Sunday, November 16, 2008

Lemon Cupcakes & Chocolate Raspberry Cupcakes

A friend asked me recently to make some cupcakes for her to take to work. I, of course, said yes, and set about deciding what to make. I was also a little strapped for time, so I made a big decision- I would use cake mixes, and just jazz them up. I know what your thinking… ‘Really? A Cake mix? What kind of cook would not make it from scratch…’

I know, I know, but really- they are so good, and easy, and it’s all about the frosting anyway, right?

I decided on a Chocolate Raspberry, and a Lemon Cupcake.

For the Chocolate Raspberry, I took a milk chocolate cake mix and made it to the specifications, however I added some raspberry puree (thawed frozen raspberries, pureed and strained) in place of half the water. This added a subtle raspberry flavor to the chocolate cake.
I decided to do two frostings- first, I made a chocolate frosting by adding melted chocolate to softened butter, and powdered sugar to taste. For the raspberry Buttercream, I added raspberry puree, a little red food color, butter and powdered sugar to taste. I piped the chocolate frosting on first, followed by a rosette of raspberry frosting. Damn Tasty.

Milk Chocolate Raspberry Cake with Chocolate & Raspberry Frostings

For the Lemon cupcakes, I took a vanilla cake mix, and substituted some fresh lemon juice and some lemon oil, for half the water. I also added 2 tablespoons of fresh lemon zest to the batter. The cake tasted zesty and lemony, but not overpowering- just a hint of lemon to compliment the frosting.

The frosting I made with equal parts Butter & Cream Cheese then added powdered sugar, lemon and lime zest, and lemon oil- as well as some limoncello liquor that I had in the freezer. I made it completely by taste. It was really good, if I do say so myself!

Lemon Vanilla Cake with Lemon Cream Cheese

The finishing touch was to make some candied lemon zest.
Simply strip the zest from the fruit- using either a peeler and then cutting them into thin fine strips, or use a citrus zester-, which peels it off in thin strips. Place the strips in a bowl and cover with boiling water. Let it sit for 30 minutes then drain. Heat 2 cups sugar and 1-cup water in a small saucepan, cover and boil. When the sugar is dissolved, add the zest, reduce heat to medium low and cook, uncovered for 10 minutes. I pulled out the zest and placed them on a piece of parchment paper- discarding the syrup, and let cool. Wile they were still sticky, I dusted them with white sugar so they are sparkly.
As you can see from the pictures, they look pretty good!

Double Chocolate Pudding

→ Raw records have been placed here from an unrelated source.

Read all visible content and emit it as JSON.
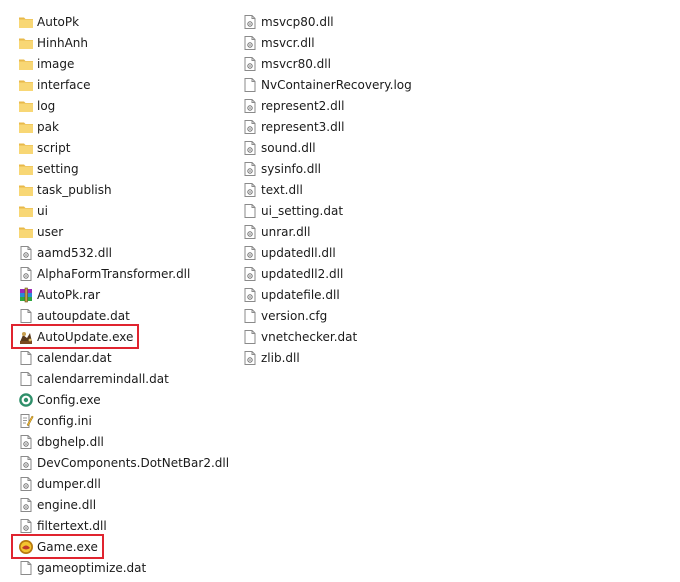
{
  "files": {
    "column1": [
      {
        "name": "AutoPk",
        "icon": "folder-icon"
      },
      {
        "name": "HinhAnh",
        "icon": "folder-icon"
      },
      {
        "name": "image",
        "icon": "folder-icon"
      },
      {
        "name": "interface",
        "icon": "folder-icon"
      },
      {
        "name": "log",
        "icon": "folder-icon"
      },
      {
        "name": "pak",
        "icon": "folder-icon"
      },
      {
        "name": "script",
        "icon": "folder-icon"
      },
      {
        "name": "setting",
        "icon": "folder-icon"
      },
      {
        "name": "task_publish",
        "icon": "folder-icon"
      },
      {
        "name": "ui",
        "icon": "folder-icon"
      },
      {
        "name": "user",
        "icon": "folder-icon"
      },
      {
        "name": "aamd532.dll",
        "icon": "dll-file-icon"
      },
      {
        "name": "AlphaFormTransformer.dll",
        "icon": "dll-file-icon"
      },
      {
        "name": "AutoPk.rar",
        "icon": "rar-archive-icon"
      },
      {
        "name": "autoupdate.dat",
        "icon": "blank-file-icon"
      },
      {
        "name": "AutoUpdate.exe",
        "icon": "autoupdate-app-icon",
        "highlighted": true
      },
      {
        "name": "calendar.dat",
        "icon": "blank-file-icon"
      },
      {
        "name": "calendarremindall.dat",
        "icon": "blank-file-icon"
      },
      {
        "name": "Config.exe",
        "icon": "config-app-icon"
      },
      {
        "name": "config.ini",
        "icon": "ini-file-icon"
      },
      {
        "name": "dbghelp.dll",
        "icon": "dll-file-icon"
      },
      {
        "name": "DevComponents.DotNetBar2.dll",
        "icon": "dll-file-icon"
      },
      {
        "name": "dumper.dll",
        "icon": "dll-file-icon"
      },
      {
        "name": "engine.dll",
        "icon": "dll-file-icon"
      },
      {
        "name": "filtertext.dll",
        "icon": "dll-file-icon"
      },
      {
        "name": "Game.exe",
        "icon": "game-app-icon",
        "highlighted": true
      },
      {
        "name": "gameoptimize.dat",
        "icon": "blank-file-icon"
      }
    ],
    "column2": [
      {
        "name": "msvcp80.dll",
        "icon": "dll-file-icon"
      },
      {
        "name": "msvcr.dll",
        "icon": "dll-file-icon"
      },
      {
        "name": "msvcr80.dll",
        "icon": "dll-file-icon"
      },
      {
        "name": "NvContainerRecovery.log",
        "icon": "blank-file-icon"
      },
      {
        "name": "represent2.dll",
        "icon": "dll-file-icon"
      },
      {
        "name": "represent3.dll",
        "icon": "dll-file-icon"
      },
      {
        "name": "sound.dll",
        "icon": "dll-file-icon"
      },
      {
        "name": "sysinfo.dll",
        "icon": "dll-file-icon"
      },
      {
        "name": "text.dll",
        "icon": "dll-file-icon"
      },
      {
        "name": "ui_setting.dat",
        "icon": "blank-file-icon"
      },
      {
        "name": "unrar.dll",
        "icon": "dll-file-icon"
      },
      {
        "name": "updatedll.dll",
        "icon": "dll-file-icon"
      },
      {
        "name": "updatedll2.dll",
        "icon": "dll-file-icon"
      },
      {
        "name": "updatefile.dll",
        "icon": "dll-file-icon"
      },
      {
        "name": "version.cfg",
        "icon": "blank-file-icon"
      },
      {
        "name": "vnetchecker.dat",
        "icon": "blank-file-icon"
      },
      {
        "name": "zlib.dll",
        "icon": "dll-file-icon"
      }
    ]
  },
  "colors": {
    "highlight_border": "#e0242f",
    "folder": "#f8d775",
    "text": "#1a1a1a"
  }
}
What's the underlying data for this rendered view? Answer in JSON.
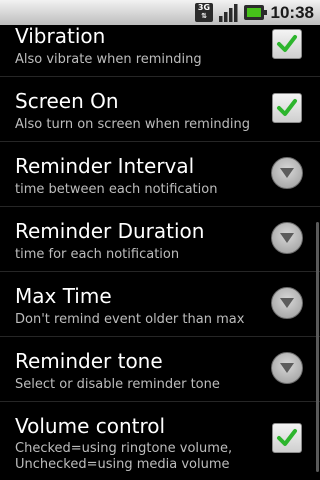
{
  "status_bar": {
    "network": "3G",
    "time": "10:38"
  },
  "preferences": [
    {
      "title": "Vibration",
      "summary": "Also vibrate when reminding",
      "widget": "checkbox",
      "checked": true
    },
    {
      "title": "Screen On",
      "summary": "Also turn on screen when reminding",
      "widget": "checkbox",
      "checked": true
    },
    {
      "title": "Reminder Interval",
      "summary": "time between each notification",
      "widget": "dropdown"
    },
    {
      "title": "Reminder Duration",
      "summary": "time for each notification",
      "widget": "dropdown"
    },
    {
      "title": "Max Time",
      "summary": "Don't remind event older than max",
      "widget": "dropdown"
    },
    {
      "title": "Reminder tone",
      "summary": "Select or disable reminder tone",
      "widget": "dropdown"
    },
    {
      "title": "Volume control",
      "summary_line1": "Checked=using ringtone volume,",
      "summary_line2": "Unchecked=using media volume",
      "widget": "checkbox",
      "checked": true
    }
  ],
  "colors": {
    "check_green": "#2db52d",
    "summary_gray": "#bdbdbd",
    "divider": "#262626"
  }
}
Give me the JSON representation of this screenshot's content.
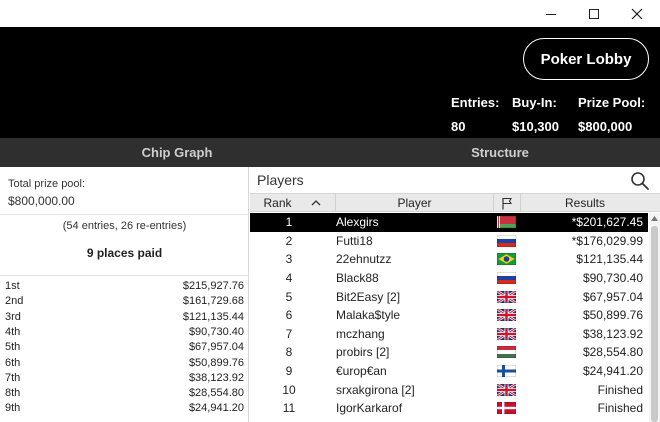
{
  "window": {
    "minimize_icon": "minimize-icon",
    "maximize_icon": "maximize-icon",
    "close_icon": "close-icon"
  },
  "header": {
    "lobby_button": "Poker Lobby",
    "entries_label": "Entries:",
    "entries_value": "80",
    "buyin_label": "Buy-In:",
    "buyin_value": "$10,300",
    "prizepool_label": "Prize Pool:",
    "prizepool_value": "$800,000"
  },
  "tabs": [
    {
      "label": "Chip Graph"
    },
    {
      "label": "Structure"
    }
  ],
  "left": {
    "prize_label": "Total prize pool:",
    "prize_value": "$800,000.00",
    "entries_note": "(54 entries, 26 re-entries)",
    "places_paid": "9 places paid",
    "payouts": [
      {
        "place": "1st",
        "amount": "$215,927.76"
      },
      {
        "place": "2nd",
        "amount": "$161,729.68"
      },
      {
        "place": "3rd",
        "amount": "$121,135.44"
      },
      {
        "place": "4th",
        "amount": "$90,730.40"
      },
      {
        "place": "5th",
        "amount": "$67,957.04"
      },
      {
        "place": "6th",
        "amount": "$50,899.76"
      },
      {
        "place": "7th",
        "amount": "$38,123.92"
      },
      {
        "place": "8th",
        "amount": "$28,554.80"
      },
      {
        "place": "9th",
        "amount": "$24,941.20"
      }
    ]
  },
  "players": {
    "title": "Players",
    "search_icon": "search-icon",
    "columns": {
      "rank": "Rank",
      "player": "Player",
      "results": "Results"
    },
    "rows": [
      {
        "rank": "1",
        "player": "Alexgirs",
        "flag": "belarus",
        "result": "*$201,627.45",
        "selected": true
      },
      {
        "rank": "2",
        "player": "Futti18",
        "flag": "russia",
        "result": "*$176,029.99"
      },
      {
        "rank": "3",
        "player": "22ehnutzz",
        "flag": "brazil",
        "result": "$121,135.44"
      },
      {
        "rank": "4",
        "player": "Black88",
        "flag": "russia",
        "result": "$90,730.40"
      },
      {
        "rank": "5",
        "player": "Bit2Easy [2]",
        "flag": "uk",
        "result": "$67,957.04"
      },
      {
        "rank": "6",
        "player": "Malaka$tyle",
        "flag": "uk",
        "result": "$50,899.76"
      },
      {
        "rank": "7",
        "player": "mczhang",
        "flag": "uk",
        "result": "$38,123.92"
      },
      {
        "rank": "8",
        "player": "probirs [2]",
        "flag": "hungary",
        "result": "$28,554.80"
      },
      {
        "rank": "9",
        "player": "€urop€an",
        "flag": "finland",
        "result": "$24,941.20"
      },
      {
        "rank": "10",
        "player": "srxakgirona [2]",
        "flag": "uk",
        "result": "Finished"
      },
      {
        "rank": "11",
        "player": "IgorKarkarof",
        "flag": "denmark",
        "result": "Finished"
      }
    ]
  }
}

I hate to admit it, but I often by those Jello Chocolate Pudding snacks from the supermarket, they are just too good- and only 100 calories.

I decided to make some pudding myself- not the 100-calorie kind, but something to have when the chocolate craving kicks in- (which is often!).
I have a recipe that I found in Food and Wine Magazine, and it seemed to fit the bill, easy, chocolaty and rich. Perfect!! The chilled and finished pudding was really good, but not what I was originally intending. It was much more dense and fudgy, than light and silky- more like a super rich chocolate mousse. It was great- but I am going to try and find a recipe that is lighter, so it can be more of a snack, as opposed to a dessert, but I will be making this one again for sure!

Monday, November 10, 2008

Smoky Tomato Soup

Sometimes there is nothing better than a bowl of hot soup. As the weather gets cooler, it is the first thing on my mind to cook- they are relatively simple, full of flavor, they warm the kitchen and my stomach, and they are an easy meal to have around as they take only minutes to reheat, and often taste better the next day. So, I found a recipe in Food and Wine magazine that intrigued me, firstly, because believe it or not, I have never made tomato soup and secondly, it calls for smoked pimenton, which is an ingredient that I have never used.

The recipe is basic; onion, garlic, tomatoes, water and the pimenton, finished with a touch of cream. It sounded too easy!

I am often wary of making sauce or salsas with fresh tomatoes that have not been roasted before hand, so that was a modification that I made. I cut the tomatoes in half, drizzled with olive oil and black pepper and set them in a 350 degree oven for around one and a half hours. I did not want the moisture sucked out of them, just roasted enough to concentrate their flavor so my soup wasn’t lacking in depth.

The Roasted Tomatoes

A quick sauté of onions and garlic (I added 4 extra cloves!!) then add the pimenton- and this is where the soup comes alive. It adds such richness and depth of flavor, that I can’t believe I have not discovered it sooner. It amps up the tomato taste and has an underlying smokiness that is subtle and yet unmistakable at the same time. You then add the tomatoes, thyme, bay leaf and a little water and let it simmer for about 15 minutes. Blend, puree, add a little cream to cut the acid, and voila- a soup that warms the soul!!